These are dispatches from a former economist who is disgusted by his profession. The logical inconsistencies, the hidden agendas, the conservative bias in economics finally led to the financial crisis and a world-wide depression. Isn't it time to stop the madness? And take steps towards a new economics taking Gandhiji as our starting point. Not simply rehashing Gandhiji's ideas but developing new ideas in his spirit. This is not a Gandhist blog but a Gandhian one.


Economics is about relationships. These can never be reduced to supply and demand. When I go out to breakfast that is one kind of relationship. I am being fed, I am appreciative of that, I pay. When I teach that's a very different relationship. I am challenging, setting up puzzles, the student is perhaps confused even angry at first. A Market Driven university, a Market Driven health-care plan, a Market Driven work place all pretend that the various relationships involving work offered and accepted can be reduced to supply and demand. That is our number one error. There is no such thing as supply and demand.


A brief note on dignity value.

Last summer I introduced the notion of dignity value at the Goat Island symposium (July 2008). In this little note I want to point out the shortcomings of the two traditional notions of value in economics.

Classical economics acknowledges value as a central concept and defines it as value-in-exchange.

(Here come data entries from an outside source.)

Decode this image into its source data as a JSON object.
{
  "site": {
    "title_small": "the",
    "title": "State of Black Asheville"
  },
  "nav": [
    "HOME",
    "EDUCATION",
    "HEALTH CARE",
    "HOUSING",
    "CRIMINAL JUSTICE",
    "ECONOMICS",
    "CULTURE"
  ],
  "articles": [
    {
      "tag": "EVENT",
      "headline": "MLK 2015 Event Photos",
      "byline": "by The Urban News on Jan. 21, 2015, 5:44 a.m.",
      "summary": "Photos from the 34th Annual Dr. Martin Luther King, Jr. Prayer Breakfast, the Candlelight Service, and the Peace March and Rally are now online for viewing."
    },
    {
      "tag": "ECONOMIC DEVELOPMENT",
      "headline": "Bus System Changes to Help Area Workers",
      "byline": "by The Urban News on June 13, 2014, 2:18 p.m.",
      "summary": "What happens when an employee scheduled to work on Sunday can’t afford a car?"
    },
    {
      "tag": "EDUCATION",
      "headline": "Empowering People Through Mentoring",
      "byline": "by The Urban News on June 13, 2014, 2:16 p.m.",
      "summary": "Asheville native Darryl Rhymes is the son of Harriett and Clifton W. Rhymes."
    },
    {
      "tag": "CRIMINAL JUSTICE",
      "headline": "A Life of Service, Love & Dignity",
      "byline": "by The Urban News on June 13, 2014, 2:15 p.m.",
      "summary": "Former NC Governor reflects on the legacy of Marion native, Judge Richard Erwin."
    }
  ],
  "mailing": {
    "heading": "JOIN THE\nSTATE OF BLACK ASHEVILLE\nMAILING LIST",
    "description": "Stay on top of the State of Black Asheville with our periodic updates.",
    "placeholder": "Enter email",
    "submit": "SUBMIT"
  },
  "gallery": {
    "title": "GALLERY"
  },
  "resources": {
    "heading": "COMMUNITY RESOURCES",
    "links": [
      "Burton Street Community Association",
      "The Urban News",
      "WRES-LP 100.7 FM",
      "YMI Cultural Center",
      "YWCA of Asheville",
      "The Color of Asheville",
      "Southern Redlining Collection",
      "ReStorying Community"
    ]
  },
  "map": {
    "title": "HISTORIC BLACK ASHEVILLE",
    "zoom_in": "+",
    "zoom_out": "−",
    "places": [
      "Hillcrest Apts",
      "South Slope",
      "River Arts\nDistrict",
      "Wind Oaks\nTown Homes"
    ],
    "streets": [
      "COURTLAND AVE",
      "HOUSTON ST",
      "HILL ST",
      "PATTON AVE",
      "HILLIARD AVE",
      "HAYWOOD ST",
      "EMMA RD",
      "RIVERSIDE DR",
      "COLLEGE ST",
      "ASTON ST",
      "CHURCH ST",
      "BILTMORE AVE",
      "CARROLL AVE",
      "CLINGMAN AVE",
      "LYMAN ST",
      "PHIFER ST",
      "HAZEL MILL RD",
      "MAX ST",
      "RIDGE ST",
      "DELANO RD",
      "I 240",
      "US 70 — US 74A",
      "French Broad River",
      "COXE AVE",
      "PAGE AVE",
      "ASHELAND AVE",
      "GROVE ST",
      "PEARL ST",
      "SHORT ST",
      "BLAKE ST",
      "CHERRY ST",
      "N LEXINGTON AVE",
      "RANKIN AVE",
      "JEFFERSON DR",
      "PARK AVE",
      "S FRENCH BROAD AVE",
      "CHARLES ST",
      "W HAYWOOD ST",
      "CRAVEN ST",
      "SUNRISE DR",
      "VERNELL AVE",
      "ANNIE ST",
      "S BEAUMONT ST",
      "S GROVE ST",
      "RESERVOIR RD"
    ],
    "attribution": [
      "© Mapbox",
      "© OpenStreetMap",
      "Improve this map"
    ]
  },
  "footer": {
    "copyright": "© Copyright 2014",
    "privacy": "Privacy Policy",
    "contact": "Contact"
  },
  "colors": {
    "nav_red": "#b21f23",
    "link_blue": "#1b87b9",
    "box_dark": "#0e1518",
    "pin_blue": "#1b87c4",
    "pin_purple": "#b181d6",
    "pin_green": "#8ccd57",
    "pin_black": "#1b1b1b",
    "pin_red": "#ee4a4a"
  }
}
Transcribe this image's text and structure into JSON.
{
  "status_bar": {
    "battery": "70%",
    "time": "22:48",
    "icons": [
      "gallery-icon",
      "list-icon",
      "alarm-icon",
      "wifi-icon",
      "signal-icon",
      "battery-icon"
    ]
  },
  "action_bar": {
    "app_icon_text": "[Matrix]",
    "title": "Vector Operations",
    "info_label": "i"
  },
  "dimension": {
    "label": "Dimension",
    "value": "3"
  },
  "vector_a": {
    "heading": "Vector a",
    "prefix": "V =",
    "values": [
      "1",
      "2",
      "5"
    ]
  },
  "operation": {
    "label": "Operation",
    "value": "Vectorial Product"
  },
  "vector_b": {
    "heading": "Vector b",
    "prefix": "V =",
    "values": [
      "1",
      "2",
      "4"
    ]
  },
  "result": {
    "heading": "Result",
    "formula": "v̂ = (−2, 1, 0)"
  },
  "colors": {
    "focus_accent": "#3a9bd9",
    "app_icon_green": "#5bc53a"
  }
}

The value of anything in this formulation is what it can exchange for. The problem with this is that there can never be a general increase in value. Anytime something increases in value, something else must necessarily decrease in value. Value is not only relative but it is also reciprocal. In a Robinson Crusoe economy, a favorite pedagogical device in Classical economics, when coconuts rise in value they do so not only in relation to but also inversely to let us say boats. Since there can never be a general rise in value, humans are stuck in a mad system of competition. I can only increase my value at an equal cost to someone else.

Marxian economics significantly improves on this notion of value by bringing in the concept of surplus value. While most commodities trade for their value-in-exchange, labor suffers from an asymmetry that explains the origin of value in the first place. While the fruits of labor receive their value-in-exchange, labor itself is only paid its value-in-use. Though a worker may produce ten boats in a day's work (value-in-exchange), labor is paid only what is needed to socially reproduce itself (value-in-use). Perhaps the equivalent of one boat is sufficient to keep the worker coming to work each day. This leaves nine boats for the capitalist which constitute the surplus value.

While Marx's construction of the concept of surplus value is a huge improvement on the Classical formulation, it has in recent times lost its power of explanation. After all surplus value makes sense only when people are engaged in largely creating things of value. But most things produced in our time have no dignity value at all. The exploitation is no longer in terms of the stealing of value created away from workers but the non-creation of value in itself. Value-in-exchange for the majority of material objects is high. Surplus value is high. But dignity value is close to zero.